# Supplied information

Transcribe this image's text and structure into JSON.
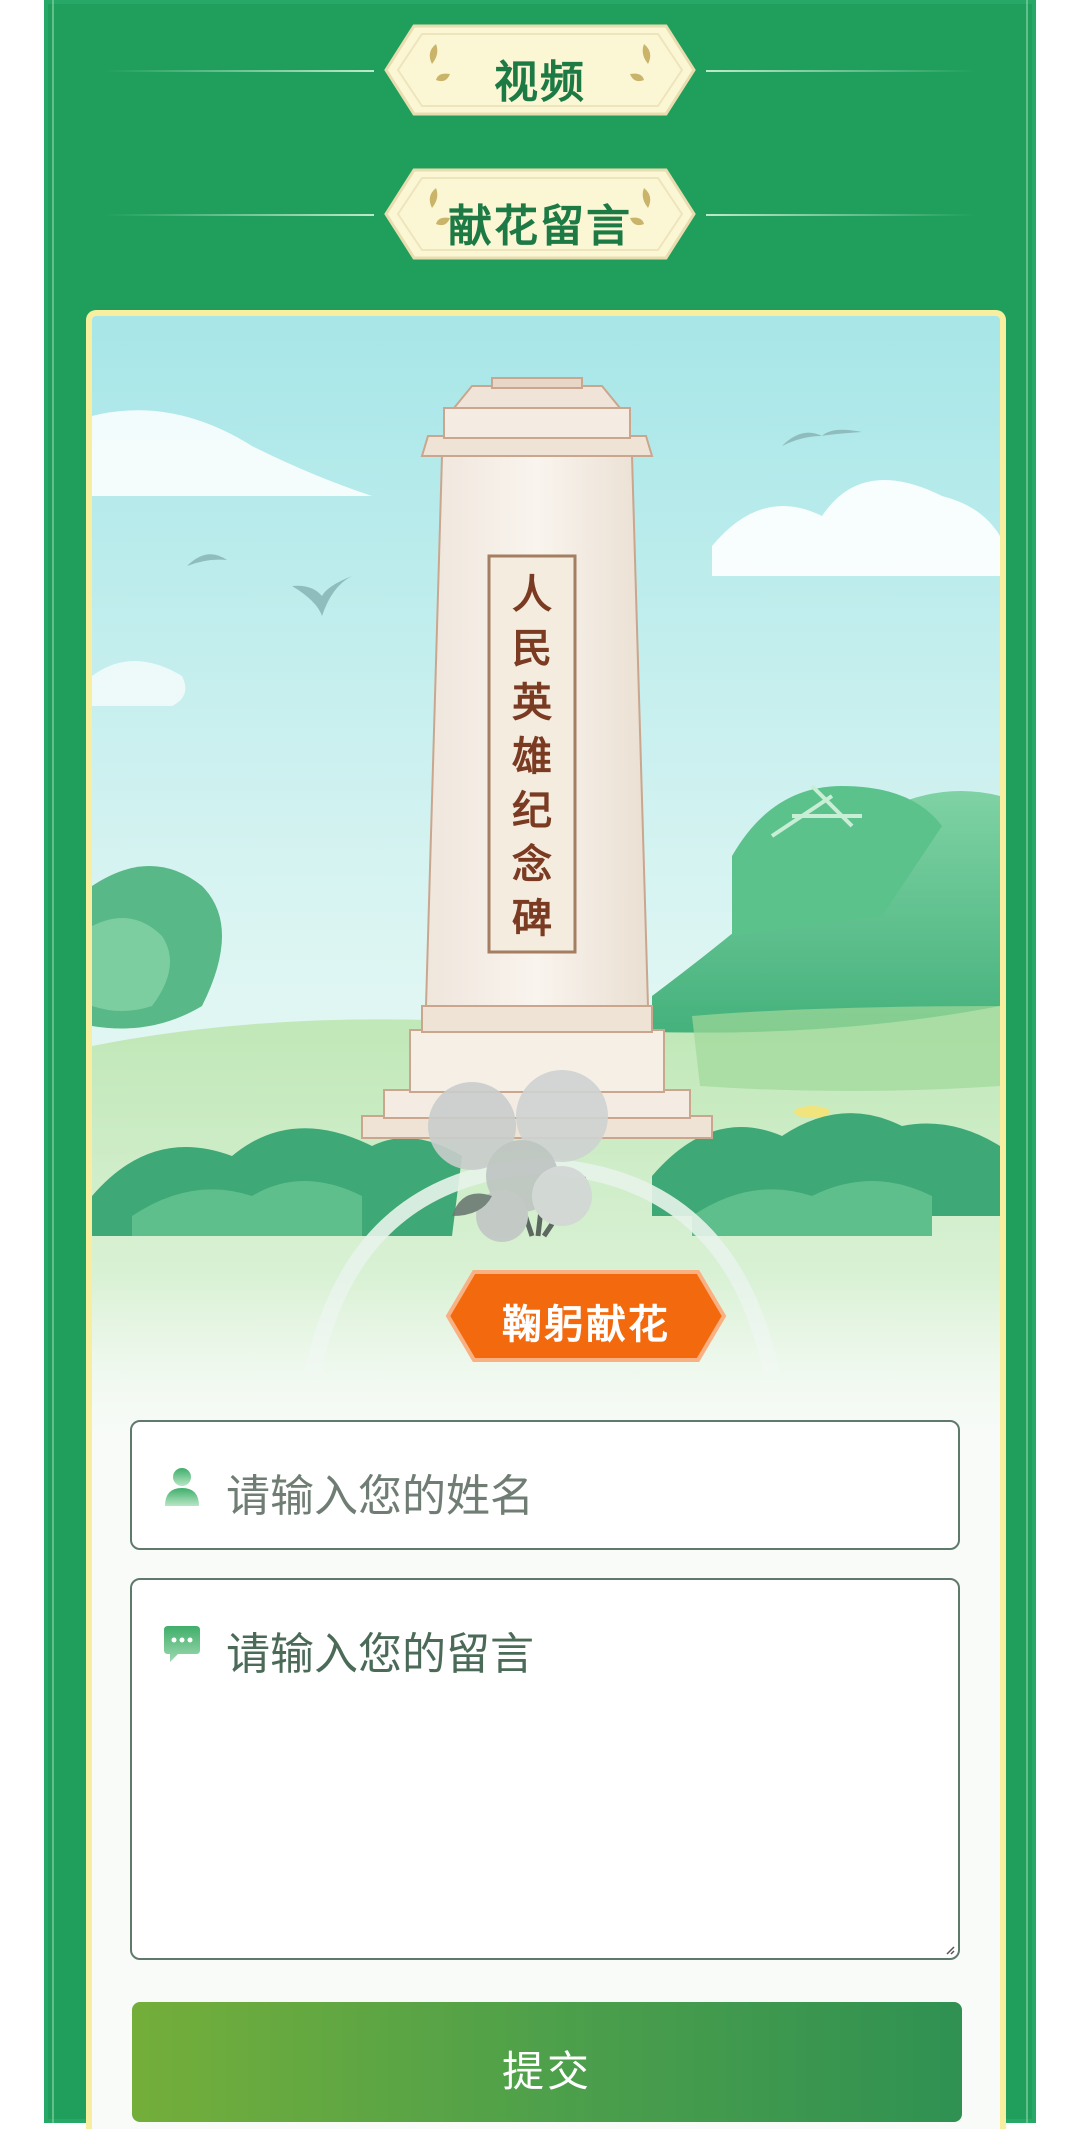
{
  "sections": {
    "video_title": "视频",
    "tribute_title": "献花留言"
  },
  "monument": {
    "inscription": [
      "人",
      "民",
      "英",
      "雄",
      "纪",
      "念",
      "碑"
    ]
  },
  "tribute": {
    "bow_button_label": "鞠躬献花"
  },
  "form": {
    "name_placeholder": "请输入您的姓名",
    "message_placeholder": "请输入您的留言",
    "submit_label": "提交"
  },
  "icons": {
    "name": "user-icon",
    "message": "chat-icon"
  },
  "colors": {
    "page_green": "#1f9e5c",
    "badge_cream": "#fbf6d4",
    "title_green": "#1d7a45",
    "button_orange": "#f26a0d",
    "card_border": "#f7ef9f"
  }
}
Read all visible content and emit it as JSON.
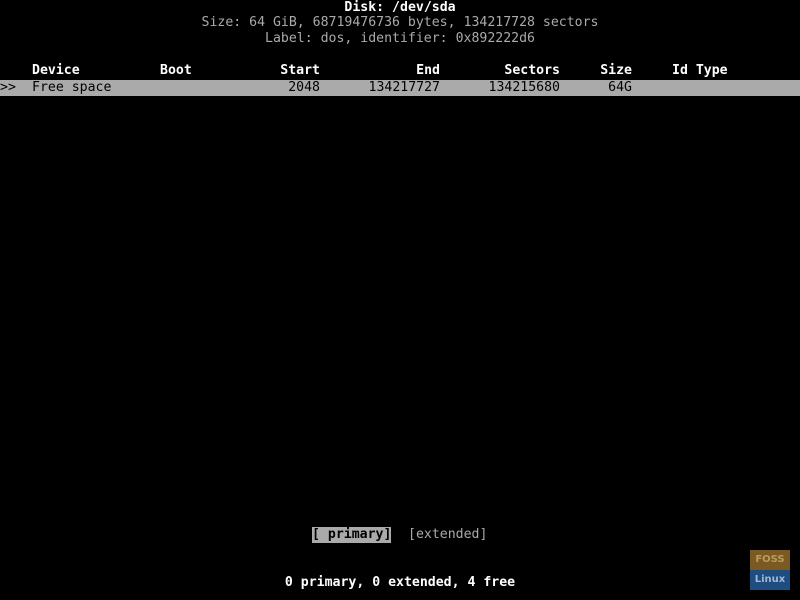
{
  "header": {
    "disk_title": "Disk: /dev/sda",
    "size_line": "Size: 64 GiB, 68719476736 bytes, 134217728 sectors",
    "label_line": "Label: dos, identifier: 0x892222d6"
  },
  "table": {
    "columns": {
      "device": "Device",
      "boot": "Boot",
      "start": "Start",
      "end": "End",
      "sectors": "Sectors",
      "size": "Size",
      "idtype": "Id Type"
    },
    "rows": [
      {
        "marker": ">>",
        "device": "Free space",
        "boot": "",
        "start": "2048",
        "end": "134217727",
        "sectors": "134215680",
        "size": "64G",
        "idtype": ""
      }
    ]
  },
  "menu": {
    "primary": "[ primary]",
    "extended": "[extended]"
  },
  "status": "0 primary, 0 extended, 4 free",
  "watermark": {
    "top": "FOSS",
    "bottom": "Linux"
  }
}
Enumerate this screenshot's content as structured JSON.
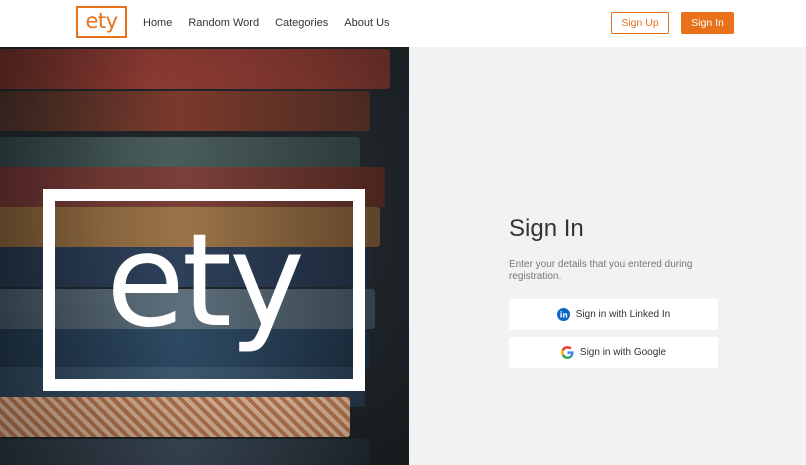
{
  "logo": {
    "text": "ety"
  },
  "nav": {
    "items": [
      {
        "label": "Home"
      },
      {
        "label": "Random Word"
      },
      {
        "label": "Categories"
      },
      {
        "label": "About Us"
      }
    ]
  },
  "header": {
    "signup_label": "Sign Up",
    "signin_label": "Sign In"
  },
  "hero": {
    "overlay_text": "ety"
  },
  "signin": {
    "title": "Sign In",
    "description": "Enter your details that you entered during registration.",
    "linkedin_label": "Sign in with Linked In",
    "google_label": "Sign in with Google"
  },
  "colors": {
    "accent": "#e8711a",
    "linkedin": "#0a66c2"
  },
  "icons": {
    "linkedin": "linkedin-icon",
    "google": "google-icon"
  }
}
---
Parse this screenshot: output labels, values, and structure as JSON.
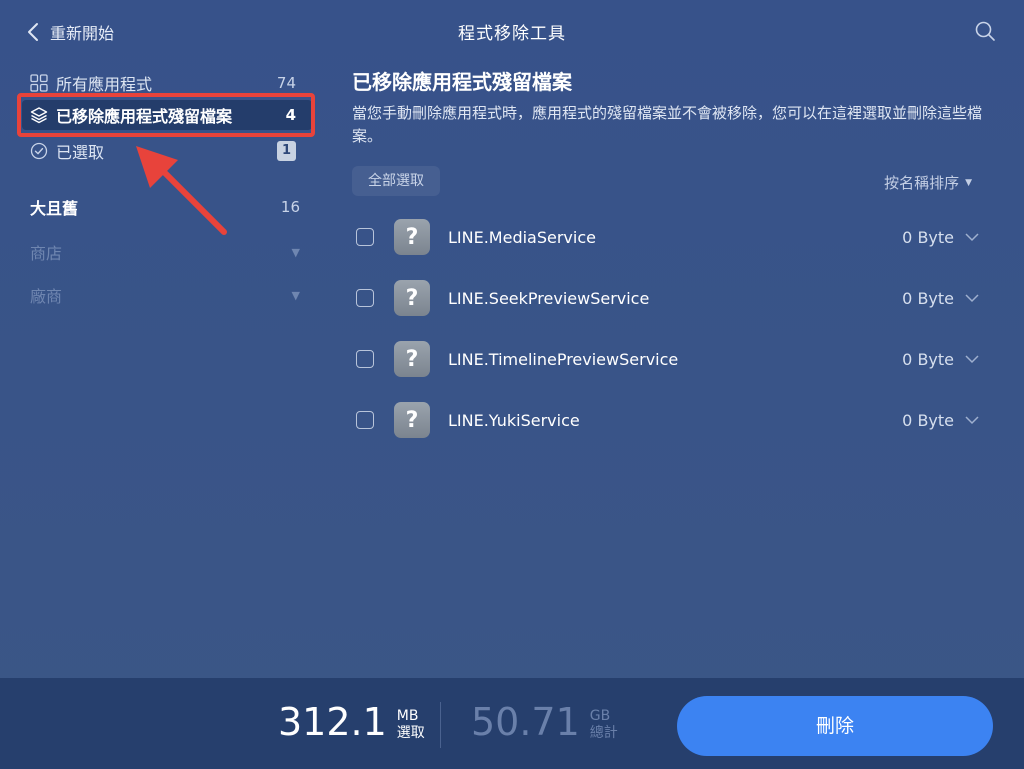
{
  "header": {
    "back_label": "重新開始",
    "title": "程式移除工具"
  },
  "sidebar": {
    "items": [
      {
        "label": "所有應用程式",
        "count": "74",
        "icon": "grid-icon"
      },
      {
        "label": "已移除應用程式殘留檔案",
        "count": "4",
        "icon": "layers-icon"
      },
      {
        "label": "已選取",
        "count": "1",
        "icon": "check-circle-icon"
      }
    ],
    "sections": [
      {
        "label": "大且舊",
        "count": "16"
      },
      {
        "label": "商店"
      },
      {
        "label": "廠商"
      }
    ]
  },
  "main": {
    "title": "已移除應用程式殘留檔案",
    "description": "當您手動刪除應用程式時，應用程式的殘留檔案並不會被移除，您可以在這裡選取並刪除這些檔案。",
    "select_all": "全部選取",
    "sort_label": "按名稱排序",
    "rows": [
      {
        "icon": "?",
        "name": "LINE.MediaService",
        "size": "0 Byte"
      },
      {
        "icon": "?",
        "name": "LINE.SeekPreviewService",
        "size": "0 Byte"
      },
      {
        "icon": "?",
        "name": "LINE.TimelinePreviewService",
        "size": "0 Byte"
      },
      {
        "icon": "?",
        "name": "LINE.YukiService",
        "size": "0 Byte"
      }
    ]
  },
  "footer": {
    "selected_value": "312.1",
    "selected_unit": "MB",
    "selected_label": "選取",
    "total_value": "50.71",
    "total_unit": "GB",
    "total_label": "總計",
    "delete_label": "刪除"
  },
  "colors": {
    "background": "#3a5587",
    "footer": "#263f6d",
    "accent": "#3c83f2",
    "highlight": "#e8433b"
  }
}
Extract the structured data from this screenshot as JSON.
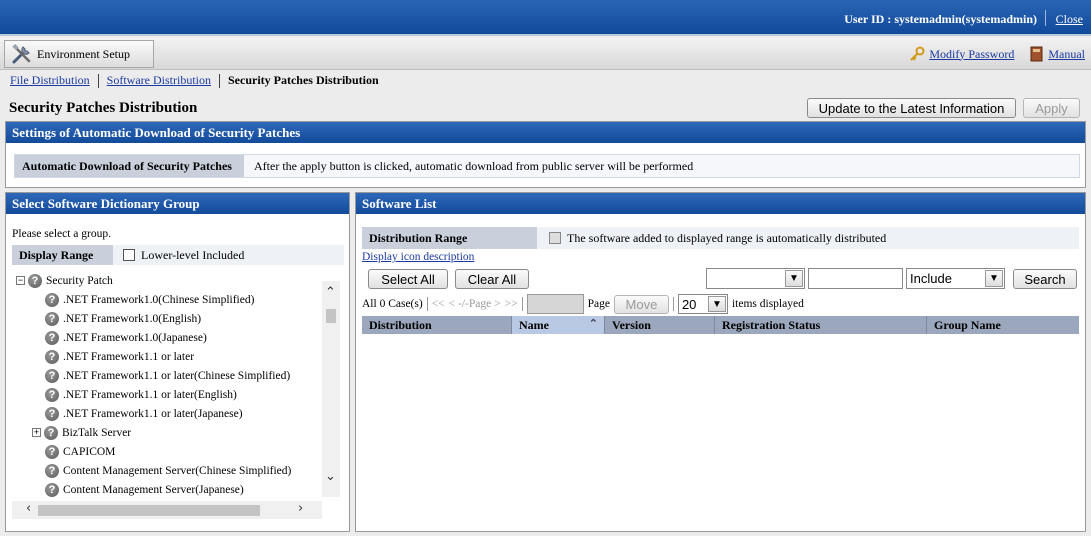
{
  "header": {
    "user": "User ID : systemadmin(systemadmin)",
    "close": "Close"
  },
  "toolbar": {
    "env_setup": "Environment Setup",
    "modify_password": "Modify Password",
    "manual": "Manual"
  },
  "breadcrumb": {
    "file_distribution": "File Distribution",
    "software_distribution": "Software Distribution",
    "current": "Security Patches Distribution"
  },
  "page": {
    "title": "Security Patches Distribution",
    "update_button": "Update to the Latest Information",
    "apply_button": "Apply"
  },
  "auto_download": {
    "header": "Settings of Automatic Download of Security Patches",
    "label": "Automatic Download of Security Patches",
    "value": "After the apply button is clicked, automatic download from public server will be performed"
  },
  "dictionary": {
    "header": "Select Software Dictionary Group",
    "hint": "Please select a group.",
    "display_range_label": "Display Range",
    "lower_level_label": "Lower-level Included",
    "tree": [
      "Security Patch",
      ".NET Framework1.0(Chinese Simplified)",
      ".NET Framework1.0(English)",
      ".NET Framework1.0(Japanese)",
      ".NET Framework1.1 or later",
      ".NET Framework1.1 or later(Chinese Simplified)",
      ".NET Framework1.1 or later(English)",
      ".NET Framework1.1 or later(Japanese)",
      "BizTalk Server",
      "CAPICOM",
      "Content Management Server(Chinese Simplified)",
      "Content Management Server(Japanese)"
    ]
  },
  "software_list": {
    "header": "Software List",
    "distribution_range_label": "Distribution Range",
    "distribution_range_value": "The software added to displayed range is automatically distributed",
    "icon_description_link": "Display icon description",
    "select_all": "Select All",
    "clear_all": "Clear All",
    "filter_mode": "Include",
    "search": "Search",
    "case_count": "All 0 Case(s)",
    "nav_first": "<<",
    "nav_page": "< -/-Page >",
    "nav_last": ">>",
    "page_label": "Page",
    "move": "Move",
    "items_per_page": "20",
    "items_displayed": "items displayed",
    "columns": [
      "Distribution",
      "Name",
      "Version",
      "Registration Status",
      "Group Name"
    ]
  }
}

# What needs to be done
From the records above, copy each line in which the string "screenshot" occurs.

# Completed task
Enumerate this screenshot's content as structured JSON.
Parse this screenshot: output labels, values, and structure as JSON.
Extract the structured data from this screenshot as JSON.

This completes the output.